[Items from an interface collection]
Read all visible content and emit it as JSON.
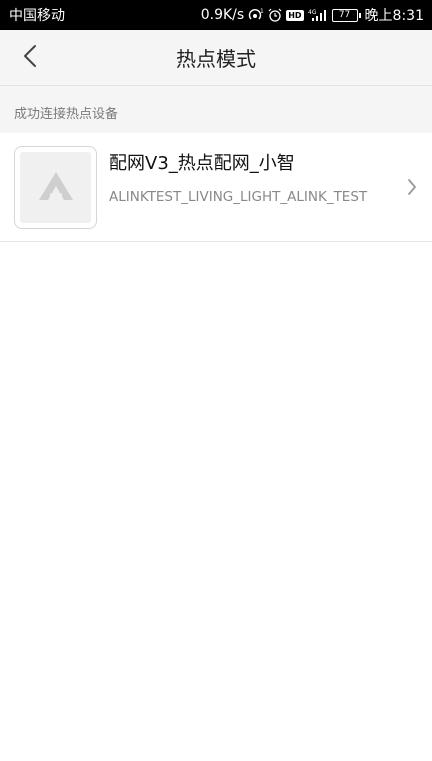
{
  "status_bar": {
    "carrier": "中国移动",
    "speed": "0.9K/s",
    "battery_level": "77",
    "time": "晚上8:31",
    "icons": [
      "wifi-hotspot-icon",
      "alarm-icon",
      "hd-icon",
      "signal-4g-icon",
      "battery-icon"
    ],
    "hd_badge": "HD"
  },
  "nav": {
    "back_icon": "chevron-left-icon",
    "title": "热点模式"
  },
  "section": {
    "header": "成功连接热点设备"
  },
  "devices": [
    {
      "name": "配网V3_热点配网_小智",
      "model": "ALINKTEST_LIVING_LIGHT_ALINK_TEST",
      "thumbnail_icon": "alink-logo-icon",
      "chevron_icon": "chevron-right-icon"
    }
  ],
  "colors": {
    "status_bar_bg": "#000000",
    "nav_bg": "#f5f5f5",
    "section_bg": "#f5f5f5",
    "secondary_text": "#888888"
  }
}
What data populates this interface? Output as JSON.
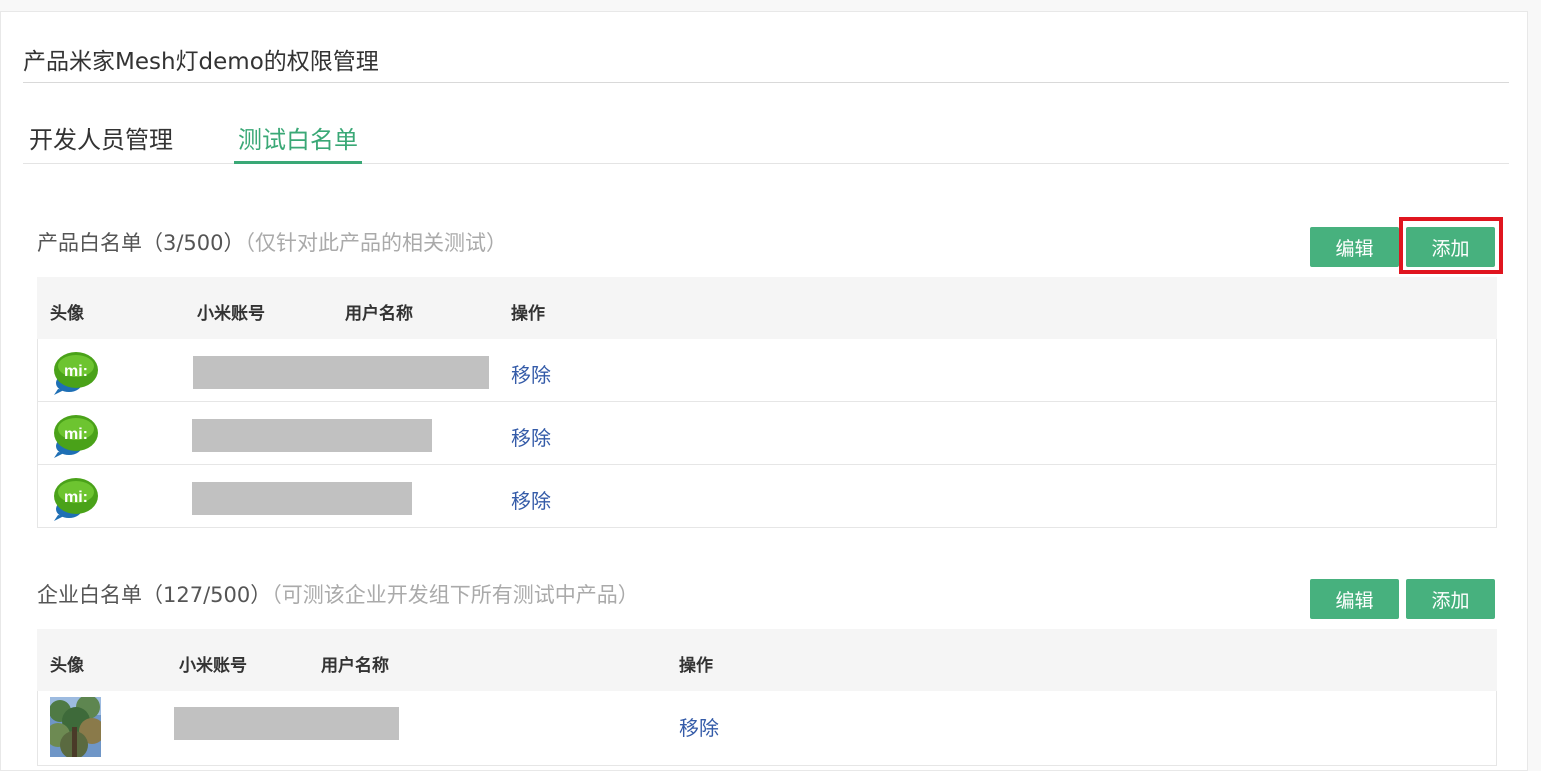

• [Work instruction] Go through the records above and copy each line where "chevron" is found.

• [Solved problem]
    "back_icon": "chevron-left-icon",
      "chevron_icon": "chevron-right-icon"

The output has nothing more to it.